*ASSIGNMENT*:
Note each line of the entries that includes "icon". Then copy those lines.

^^^^^^^^

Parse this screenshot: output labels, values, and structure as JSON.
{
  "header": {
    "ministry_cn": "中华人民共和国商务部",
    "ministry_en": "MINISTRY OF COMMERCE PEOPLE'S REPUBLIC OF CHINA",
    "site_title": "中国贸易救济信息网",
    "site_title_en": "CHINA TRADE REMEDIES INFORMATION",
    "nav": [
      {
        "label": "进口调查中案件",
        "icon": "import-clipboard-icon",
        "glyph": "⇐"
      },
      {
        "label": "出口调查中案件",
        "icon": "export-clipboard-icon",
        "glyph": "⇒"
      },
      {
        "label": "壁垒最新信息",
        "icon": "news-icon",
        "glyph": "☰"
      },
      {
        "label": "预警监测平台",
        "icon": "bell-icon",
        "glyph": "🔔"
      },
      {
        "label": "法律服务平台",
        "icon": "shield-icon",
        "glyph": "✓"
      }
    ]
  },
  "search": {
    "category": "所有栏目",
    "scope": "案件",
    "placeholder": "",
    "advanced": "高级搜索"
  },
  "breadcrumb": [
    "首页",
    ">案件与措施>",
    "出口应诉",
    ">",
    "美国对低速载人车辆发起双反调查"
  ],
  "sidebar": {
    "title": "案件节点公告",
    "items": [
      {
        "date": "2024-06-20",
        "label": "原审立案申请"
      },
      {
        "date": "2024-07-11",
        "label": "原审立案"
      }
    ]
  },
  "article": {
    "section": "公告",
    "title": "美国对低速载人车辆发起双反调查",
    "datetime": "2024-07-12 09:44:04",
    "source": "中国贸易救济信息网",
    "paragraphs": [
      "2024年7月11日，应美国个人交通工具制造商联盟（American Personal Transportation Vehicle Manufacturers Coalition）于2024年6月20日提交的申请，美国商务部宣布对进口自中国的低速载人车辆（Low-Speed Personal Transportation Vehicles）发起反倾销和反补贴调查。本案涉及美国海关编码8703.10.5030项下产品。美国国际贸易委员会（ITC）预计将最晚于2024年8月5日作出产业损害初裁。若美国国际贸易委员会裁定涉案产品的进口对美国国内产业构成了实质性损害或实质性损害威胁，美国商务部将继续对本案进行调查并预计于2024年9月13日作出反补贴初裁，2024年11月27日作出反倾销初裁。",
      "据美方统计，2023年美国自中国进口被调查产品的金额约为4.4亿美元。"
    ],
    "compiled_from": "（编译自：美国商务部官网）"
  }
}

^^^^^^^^

*SOLUTION TO THIS TASK*:
        "icon": "import-clipboard-icon",
        "icon": "export-clipboard-icon",
        "icon": "news-icon",
        "icon": "bell-icon",
        "icon": "shield-icon",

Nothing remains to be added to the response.